Specifically, however, Stevenson consciously borrowed material from previous authors. In a July 1884 letter to Sidney Colvin, he writes "'Treasure Island' came out of Kingsley's 'At Last,' where I got the Dead Man 's Chest - and that was the seed - and out of the great Captain Johnson's 'History of the Notorious Pirates.'" Stevenson also admits that he took the idea of Captain Flint's skeleton point from Poe's "The Gold-Bug," and he constructed Billy Bones ' history from the pages of Washington Irving, one of his favorite writers.

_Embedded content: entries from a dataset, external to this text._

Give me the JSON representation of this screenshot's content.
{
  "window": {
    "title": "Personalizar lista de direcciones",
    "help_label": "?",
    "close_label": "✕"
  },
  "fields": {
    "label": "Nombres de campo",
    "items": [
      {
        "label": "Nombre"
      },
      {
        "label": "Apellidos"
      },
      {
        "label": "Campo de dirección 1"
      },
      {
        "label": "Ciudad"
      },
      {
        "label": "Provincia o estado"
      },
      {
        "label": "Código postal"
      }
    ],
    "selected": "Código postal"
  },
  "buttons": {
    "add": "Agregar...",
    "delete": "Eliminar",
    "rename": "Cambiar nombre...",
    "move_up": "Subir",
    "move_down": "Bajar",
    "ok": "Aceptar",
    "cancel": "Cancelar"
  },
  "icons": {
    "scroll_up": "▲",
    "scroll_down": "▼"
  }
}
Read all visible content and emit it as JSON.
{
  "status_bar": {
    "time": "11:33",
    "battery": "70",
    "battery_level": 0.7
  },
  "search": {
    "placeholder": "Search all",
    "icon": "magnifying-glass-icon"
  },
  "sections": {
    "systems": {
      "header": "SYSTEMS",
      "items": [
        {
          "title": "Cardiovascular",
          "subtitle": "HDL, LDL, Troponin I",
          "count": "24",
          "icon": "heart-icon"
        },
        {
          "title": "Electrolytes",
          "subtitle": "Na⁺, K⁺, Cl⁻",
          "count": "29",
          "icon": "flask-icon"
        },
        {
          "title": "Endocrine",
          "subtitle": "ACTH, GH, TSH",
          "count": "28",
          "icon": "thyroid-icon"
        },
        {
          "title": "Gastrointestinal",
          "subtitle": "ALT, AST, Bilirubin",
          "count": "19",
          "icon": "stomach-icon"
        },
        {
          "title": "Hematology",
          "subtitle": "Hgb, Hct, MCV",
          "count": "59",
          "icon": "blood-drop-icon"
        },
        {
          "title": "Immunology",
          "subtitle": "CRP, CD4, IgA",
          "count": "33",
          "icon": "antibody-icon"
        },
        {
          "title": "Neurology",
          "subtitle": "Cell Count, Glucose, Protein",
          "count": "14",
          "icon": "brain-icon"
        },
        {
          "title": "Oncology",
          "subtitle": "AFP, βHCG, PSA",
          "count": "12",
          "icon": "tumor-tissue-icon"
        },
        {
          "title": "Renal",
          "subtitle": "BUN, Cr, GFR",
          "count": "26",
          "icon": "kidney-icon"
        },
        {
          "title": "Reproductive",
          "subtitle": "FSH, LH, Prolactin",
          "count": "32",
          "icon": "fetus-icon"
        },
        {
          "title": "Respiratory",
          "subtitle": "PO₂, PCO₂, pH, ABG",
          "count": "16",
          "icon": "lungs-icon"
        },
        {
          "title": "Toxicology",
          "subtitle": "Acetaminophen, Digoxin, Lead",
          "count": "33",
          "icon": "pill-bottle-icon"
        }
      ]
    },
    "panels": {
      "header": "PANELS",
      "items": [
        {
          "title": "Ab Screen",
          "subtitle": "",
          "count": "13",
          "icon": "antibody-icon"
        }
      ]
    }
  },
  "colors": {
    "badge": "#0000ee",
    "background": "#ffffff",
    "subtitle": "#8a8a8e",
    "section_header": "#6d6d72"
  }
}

The tyranny under which Argos finds itself at the end of Agamemnon corresponds in a very broad way some events in the biographical career of Aeschylus. During his life, Aeschylus is know to have made at least two visits to the court of the Sicilian tyrant Hieron. It was a place that lured some of the other great poets of his day, Simonides, Pindar, and Bacchylides. He was also alive to see the democratization of Athens. The tension between, tyranny and democracy, is introduced in Agamemnon and, again, is developed more in the next two plays.